BEGIN THE DATA

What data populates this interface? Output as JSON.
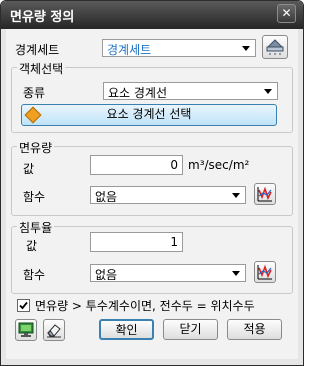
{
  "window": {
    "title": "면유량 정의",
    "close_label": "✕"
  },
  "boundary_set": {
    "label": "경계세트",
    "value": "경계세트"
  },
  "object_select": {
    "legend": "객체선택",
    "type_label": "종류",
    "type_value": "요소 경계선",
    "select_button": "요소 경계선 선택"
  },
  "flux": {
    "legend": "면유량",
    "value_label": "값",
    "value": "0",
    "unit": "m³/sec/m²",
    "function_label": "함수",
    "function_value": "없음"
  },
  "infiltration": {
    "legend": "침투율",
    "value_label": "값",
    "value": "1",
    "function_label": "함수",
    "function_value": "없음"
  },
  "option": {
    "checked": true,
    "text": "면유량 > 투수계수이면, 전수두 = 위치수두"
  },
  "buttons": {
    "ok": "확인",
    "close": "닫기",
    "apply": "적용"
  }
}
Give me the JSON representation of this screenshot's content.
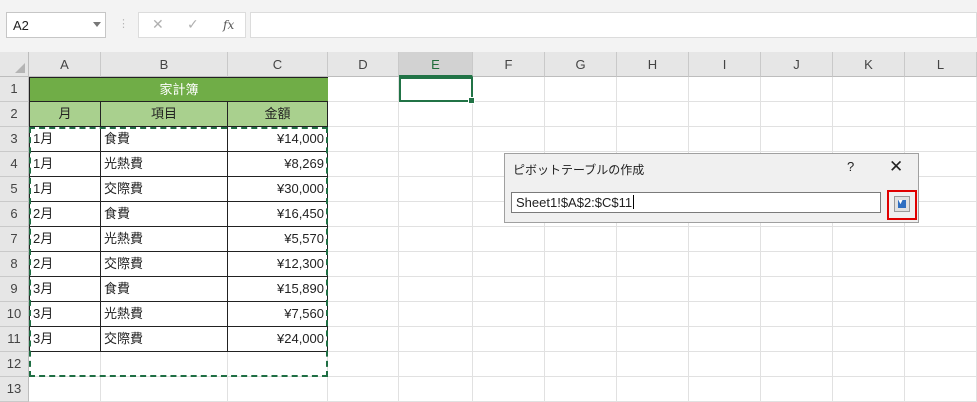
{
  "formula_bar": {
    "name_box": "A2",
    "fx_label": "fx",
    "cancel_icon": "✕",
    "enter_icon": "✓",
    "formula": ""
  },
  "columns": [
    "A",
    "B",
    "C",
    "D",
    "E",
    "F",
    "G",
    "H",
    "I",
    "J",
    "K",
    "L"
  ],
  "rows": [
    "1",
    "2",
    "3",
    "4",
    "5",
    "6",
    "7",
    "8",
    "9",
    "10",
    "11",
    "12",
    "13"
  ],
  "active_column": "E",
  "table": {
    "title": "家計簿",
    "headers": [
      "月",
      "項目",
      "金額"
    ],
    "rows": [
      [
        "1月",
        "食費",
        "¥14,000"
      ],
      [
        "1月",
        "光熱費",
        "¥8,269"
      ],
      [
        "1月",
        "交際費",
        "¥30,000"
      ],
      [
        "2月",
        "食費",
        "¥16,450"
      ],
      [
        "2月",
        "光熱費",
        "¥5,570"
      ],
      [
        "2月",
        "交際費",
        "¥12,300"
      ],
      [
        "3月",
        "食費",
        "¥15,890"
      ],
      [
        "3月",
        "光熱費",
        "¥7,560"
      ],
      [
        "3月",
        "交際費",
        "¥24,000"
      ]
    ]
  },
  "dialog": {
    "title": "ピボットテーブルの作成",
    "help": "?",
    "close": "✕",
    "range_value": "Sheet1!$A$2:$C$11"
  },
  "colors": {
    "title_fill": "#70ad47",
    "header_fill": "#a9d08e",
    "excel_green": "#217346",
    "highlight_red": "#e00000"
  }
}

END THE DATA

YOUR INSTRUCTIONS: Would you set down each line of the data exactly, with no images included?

OUTPUT FOR THIS EXERCISE:
What data populates this interface? Output as JSON.
{
  "window": {
    "title": "면유량 정의",
    "close_label": "✕"
  },
  "boundary_set": {
    "label": "경계세트",
    "value": "경계세트"
  },
  "object_select": {
    "legend": "객체선택",
    "type_label": "종류",
    "type_value": "요소 경계선",
    "select_button": "요소 경계선 선택"
  },
  "flux": {
    "legend": "면유량",
    "value_label": "값",
    "value": "0",
    "unit": "m³/sec/m²",
    "function_label": "함수",
    "function_value": "없음"
  },
  "infiltration": {
    "legend": "침투율",
    "value_label": "값",
    "value": "1",
    "function_label": "함수",
    "function_value": "없음"
  },
  "option": {
    "checked": true,
    "text": "면유량 > 투수계수이면, 전수두 = 위치수두"
  },
  "buttons": {
    "ok": "확인",
    "close": "닫기",
    "apply": "적용"
  }
}
Give me the JSON representation of this screenshot's content.
{
  "formula_bar": {
    "name_box": "A2",
    "fx_label": "fx",
    "cancel_icon": "✕",
    "enter_icon": "✓",
    "formula": ""
  },
  "columns": [
    "A",
    "B",
    "C",
    "D",
    "E",
    "F",
    "G",
    "H",
    "I",
    "J",
    "K",
    "L"
  ],
  "rows": [
    "1",
    "2",
    "3",
    "4",
    "5",
    "6",
    "7",
    "8",
    "9",
    "10",
    "11",
    "12",
    "13"
  ],
  "active_column": "E",
  "table": {
    "title": "家計簿",
    "headers": [
      "月",
      "項目",
      "金額"
    ],
    "rows": [
      [
        "1月",
        "食費",
        "¥14,000"
      ],
      [
        "1月",
        "光熱費",
        "¥8,269"
      ],
      [
        "1月",
        "交際費",
        "¥30,000"
      ],
      [
        "2月",
        "食費",
        "¥16,450"
      ],
      [
        "2月",
        "光熱費",
        "¥5,570"
      ],
      [
        "2月",
        "交際費",
        "¥12,300"
      ],
      [
        "3月",
        "食費",
        "¥15,890"
      ],
      [
        "3月",
        "光熱費",
        "¥7,560"
      ],
      [
        "3月",
        "交際費",
        "¥24,000"
      ]
    ]
  },
  "dialog": {
    "title": "ピボットテーブルの作成",
    "help": "?",
    "close": "✕",
    "range_value": "Sheet1!$A$2:$C$11"
  },
  "colors": {
    "title_fill": "#70ad47",
    "header_fill": "#a9d08e",
    "excel_green": "#217346",
    "highlight_red": "#e00000"
  }
}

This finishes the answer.